When one gambler is caught by another, smarter than himself, and is beat, then he is in hock.
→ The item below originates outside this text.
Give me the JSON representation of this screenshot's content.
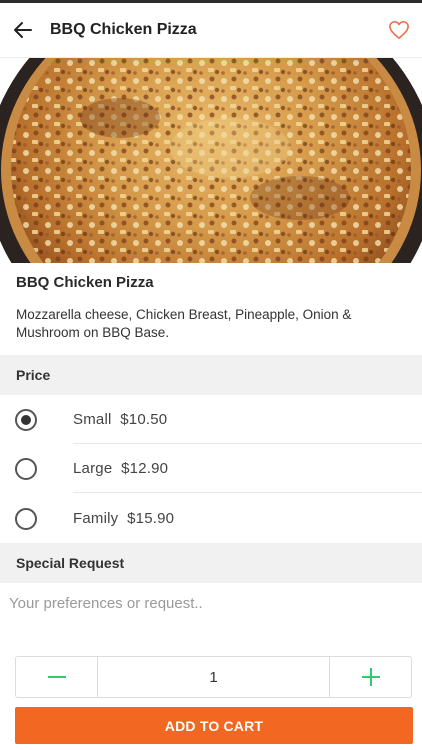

Men are only caught, or put in hock, on the race-tracks, or on the steamboats down South. … Among thieves a man is in hock when he is in prison. [G.W. Matsell, “Vocabulum,” 1859]
The state of pawn: I’ve got to get my typewriter out of hock
To pawn: I hocked my diamond ring (1878+)
[apparently fr Dutch hok, ”prison”; the earliest US use was in hock, ”in prison”; perhaps also fr the underworld phrase in hock, ”caught,” fr the notion that one is taken ”by the heels,” or hocks]
To pester; nag; chatter incessantly: whom my mother kept hocking my father to promote to director/ Stop already hocking us to be good/ with her hokking and her kvetching
[1940s+; fr Yiddish hok in the idiom hok a chynik, ”knock a teapot,” meaning ”chatter constantly, talk foolishness,” perhaps because such talking resembled the loud whacking of a pot]
[hok-it] /ˈhɒk ɪt/ noun 1. a technique in medieval musical composition in which two or three voice parts are given notes or short phrases in rapid alternation, producing an erratic, hiccuping effect.
[hok-it] /ˈhɒk ɪt/ noun 1. Charles, 1916–2000, U.S. linguist and anthropologist.
[hok-ee] /ˈhɒk i/ noun 1. . 2. . /ˈhɒkɪ/ noun 1. Also called (esp US and Canadian) field hockey 2. See ice hockey /ˈhɒkɪ/ noun 1. (East Anglian, dialect) Also hawkey, horkey n. after an isolated reference from Ireland dated 1527 (“The horlinge of the litill balle with hockie stickes or staves …”), the word […]
noun 1. a tubular ice skate having a shorter blade than a racing skate and often having a reinforced shoe for protection.